  • AB 3204 (Data Digesters Registration Act) was amended and re-referred to House Committee on Privacy and Consumer Protection.

Finally, two legislatures adjourned without passing bills. The Wisconsin legislature adjourned on April 11. It had been considering companion data privacy bills. The Iowa legislature adjourned on April 16. It had been considering a bill to amend Iowa’s consumer data privacy law.

In biometric privacy bill news, the Colorado Senate passed a heavily amended HB 1130. The bill is now with the House for floor work. The bill seeks to add additional biometric privacy provisions to the Colorado Privacy Act. In Massachusetts, S.195 was reported out of one committee and referred to another.

In health data privacy bill news, Colorado Governor Jared Polis signed SB 1058 into law. The bill amends the Colorado Privacy Act to add biological data (and through it neural data) to the law’s definition of sensitive data. However, the impact of the amendment is debatable as the definition of biological data states that the data must be “used or intended to be used, singly or in combination with other personal data, for identification purposes.”

In children’s privacy bill news, the Colorado Senate Committee on Business, Labor & Technology passed SB 41 on April 16. The bill was referred to the Senate floor and is scheduled for floor work on Monday, April 22. The bill seeks to amend the Colorado Privacy Act to add additional provisions regarding children’s data.

In Vermont, S.289 – an Age-Appropriate Design Code Act variant – was the subject of another committee meeting on April 19.

Finally, we reported last week that the Virginia Governor had asked the House and Senate to consider a new version of HB 707 / SB 361, which bills seek to add additional children’s provisions to the Virginia Consumer Data Protection Act. The House and Senate reconvened this week and both rejected the Governor’s recommendation.

2. Bill Tracker Charts

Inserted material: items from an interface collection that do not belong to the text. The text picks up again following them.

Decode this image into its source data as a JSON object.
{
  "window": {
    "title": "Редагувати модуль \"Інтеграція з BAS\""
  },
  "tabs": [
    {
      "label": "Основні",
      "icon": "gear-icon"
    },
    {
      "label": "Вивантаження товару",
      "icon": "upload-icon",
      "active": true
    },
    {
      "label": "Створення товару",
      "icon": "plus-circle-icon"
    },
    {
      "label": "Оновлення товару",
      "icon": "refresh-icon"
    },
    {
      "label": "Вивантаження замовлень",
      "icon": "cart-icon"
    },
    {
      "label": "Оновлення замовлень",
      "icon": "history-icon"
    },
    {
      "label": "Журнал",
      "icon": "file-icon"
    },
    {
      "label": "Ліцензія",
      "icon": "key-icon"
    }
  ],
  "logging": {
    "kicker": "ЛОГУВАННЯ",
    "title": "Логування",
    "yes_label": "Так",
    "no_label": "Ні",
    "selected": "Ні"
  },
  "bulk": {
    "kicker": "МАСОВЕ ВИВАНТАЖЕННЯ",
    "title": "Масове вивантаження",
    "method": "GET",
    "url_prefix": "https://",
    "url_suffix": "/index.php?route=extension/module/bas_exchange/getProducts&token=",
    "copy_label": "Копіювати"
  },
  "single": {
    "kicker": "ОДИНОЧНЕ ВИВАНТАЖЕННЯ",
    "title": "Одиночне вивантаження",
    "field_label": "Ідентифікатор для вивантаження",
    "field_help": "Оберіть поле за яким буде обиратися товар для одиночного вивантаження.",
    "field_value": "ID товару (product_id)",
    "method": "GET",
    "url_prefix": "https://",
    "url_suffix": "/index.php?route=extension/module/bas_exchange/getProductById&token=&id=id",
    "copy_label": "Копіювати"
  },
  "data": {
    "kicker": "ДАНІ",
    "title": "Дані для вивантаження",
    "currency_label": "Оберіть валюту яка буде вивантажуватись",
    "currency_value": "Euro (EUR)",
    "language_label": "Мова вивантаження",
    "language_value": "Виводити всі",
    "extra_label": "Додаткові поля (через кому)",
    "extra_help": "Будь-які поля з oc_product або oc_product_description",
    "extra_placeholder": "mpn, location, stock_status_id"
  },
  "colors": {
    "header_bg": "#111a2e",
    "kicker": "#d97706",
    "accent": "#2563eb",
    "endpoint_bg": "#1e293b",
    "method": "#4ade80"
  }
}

For more information on all of the bills introduced to date, including links to the bills, bill status, last action, hearing dates, and bill sponsor information, please see the following charts:

Husch privacy clients can access unredacted copies of the charts through Byte Back+.

3. Bill Tracker Maps

To access our tracker maps, click the following links: